Then why godwits?
“As my research progressed, I realized I didn’t have enough skills or expertise to really make a difference, nor did I have the professional network. In 2018 I attempted to attend a conference of the International Wader Study Group, an international expert group. This meeting was in Portugal. However, my visa application was rejected. I was heartbroken, especially since it was the second time a visa fell through for me. It was shattering. Colleagues and friends kept me motivated and encouraged me not to give up. Then, I read a paper by Theunis Piersma and saw a clip of his research set-up with red knots at NIOZ at Texel. I though to myself: this is what I want! These crazy people in The Netherlands – they’re doing it all, and they know all about marshes and mudflats. Then, by a stroke of luck, the next Wader Study Group meeting was in Workum in The Netherlands and I finally got to go. It was amazing. This was my home, these were my people.”
Did Theunis have a job for you?
“Not immediately, no. He of course had his funding constraints, and he already had enough PhD students. For a few years I kept writing to him. In fact I was stalking him.” Das laughs heartily. “Theunis was very interested, though, so he asked me to put my ideas in writing, which I did. In the end, he did find some money – and I got additional funding from the Dutch and French embassies in Dhaka for my fieldwork, which is relatively expensive because it is so remote and complex. In any case, I finally got to come to Groningen. I was so happy.”

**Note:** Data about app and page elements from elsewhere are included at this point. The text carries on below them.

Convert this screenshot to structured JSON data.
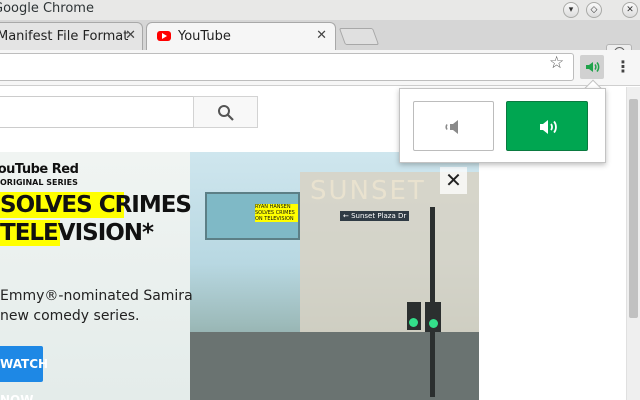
{
  "window": {
    "title": "Google Chrome"
  },
  "tabs": [
    {
      "label": "Manifest File Format",
      "close": "✕"
    },
    {
      "label": "YouTube",
      "close": "✕"
    }
  ],
  "toolbar": {
    "star_icon": "star-icon",
    "menu_glyph": "⋮",
    "extension_icon": "speaker-icon"
  },
  "popup": {
    "mute_icon": "speaker-muted-icon",
    "unmute_icon": "speaker-on-icon",
    "active_color": "#00a651"
  },
  "youtube": {
    "search_icon": "search-icon"
  },
  "ad": {
    "brand": "YouTube Red",
    "series": "ORIGINAL SERIES",
    "headline_1": "SOLVES CRIMES",
    "headline_2": "TELEVISION*",
    "desc_1": "Emmy®-nominated Samira",
    "desc_2": "new comedy series.",
    "cta": "WATCH NOW",
    "close": "✕",
    "sign": "← Sunset Plaza Dr",
    "building": "SUNSET",
    "billboard": "RYAN HANSEN SOLVES CRIMES ON TELEVISION"
  }
}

And, how is it going so far?
“Worldwide, there are four subspecies of godwit, including newly discovered bohaii subspecies. Bohaii godwits were discovered from China in 2021 by Bing-run Zhu, another PhD student of Theunis. My genetic work identified three subspecies of godwits in Bangladesh, which is new information. It seems Bangladesh is a global hub for most of the godwits populations in the world. We found that the inland, northern population also uses southern coastal mudflats when the northern habitat is unavailable to them.”

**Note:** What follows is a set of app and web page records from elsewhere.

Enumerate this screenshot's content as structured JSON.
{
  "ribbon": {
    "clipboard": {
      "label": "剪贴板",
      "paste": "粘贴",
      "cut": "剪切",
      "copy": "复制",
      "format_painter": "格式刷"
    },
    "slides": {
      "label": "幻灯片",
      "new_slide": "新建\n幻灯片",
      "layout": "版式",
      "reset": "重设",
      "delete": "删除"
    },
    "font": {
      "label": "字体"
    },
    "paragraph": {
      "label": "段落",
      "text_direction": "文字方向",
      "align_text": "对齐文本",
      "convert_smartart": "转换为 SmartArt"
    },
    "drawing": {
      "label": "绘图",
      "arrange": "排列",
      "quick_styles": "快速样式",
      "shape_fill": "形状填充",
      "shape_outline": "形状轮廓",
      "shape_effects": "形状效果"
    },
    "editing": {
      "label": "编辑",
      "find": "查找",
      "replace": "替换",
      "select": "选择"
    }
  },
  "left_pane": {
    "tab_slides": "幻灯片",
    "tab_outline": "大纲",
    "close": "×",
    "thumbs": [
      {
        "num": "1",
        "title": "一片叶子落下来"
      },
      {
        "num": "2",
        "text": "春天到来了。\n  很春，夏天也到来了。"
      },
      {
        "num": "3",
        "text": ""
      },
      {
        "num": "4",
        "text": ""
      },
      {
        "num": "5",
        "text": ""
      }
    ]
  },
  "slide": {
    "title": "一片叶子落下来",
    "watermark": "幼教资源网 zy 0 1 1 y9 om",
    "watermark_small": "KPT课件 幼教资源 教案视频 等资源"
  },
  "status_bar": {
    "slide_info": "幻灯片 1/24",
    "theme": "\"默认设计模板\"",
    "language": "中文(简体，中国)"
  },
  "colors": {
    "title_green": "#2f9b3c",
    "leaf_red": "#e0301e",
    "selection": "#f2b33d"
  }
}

What else did you discover?
“From the GPS tags, we now know that godwits fly across the Himalayans even at higher altitudes than the famously high-flying bar-headed goose. Previously, it was thought that godwits avoided the Himalayans. Incredible how they navigate such a rugged landscape, with these altitudes and icy storms. In addition, like in the Netherlands, the godwits in Bangladesh are sentinels for soil biodiversity, and thereby for ecosystem quality. My vision is to use godwits as a monitoring tool to help maintain a healthy delta.”
Are you an optimist in that regard?
“I’m quite confident that my research will contribute to making that vision a reality. It is definitely going to produce more knowledge – and this will benefit people as well. Bangladesh will be an ideal place to come up with new, innovative approaches to conservation in one of the most densely populated areas in the world. You can’t just say: people can’t use those areas anymore. You need to find a way to shift towards land use that allows people and wildlife to coexist – which is very relevant in your country as well. The parallels are striking.
I hope that my research will bring new perspectives – ones that are important to the entire flyways of this species. It is an unexplored world. It is about time that we change that.”
Delip Das (1986) studied Biology at Jahangirnagar University in Bangladesh. He then completed a Masters in Bioinformatics at the University of Mumbai, India. For the past 10 years, he has been teaching at Jagannath University in Dhaka, Bangladesh – since 2016 as an assistant professor. In April 2021, Das started a PhD project at the RUG.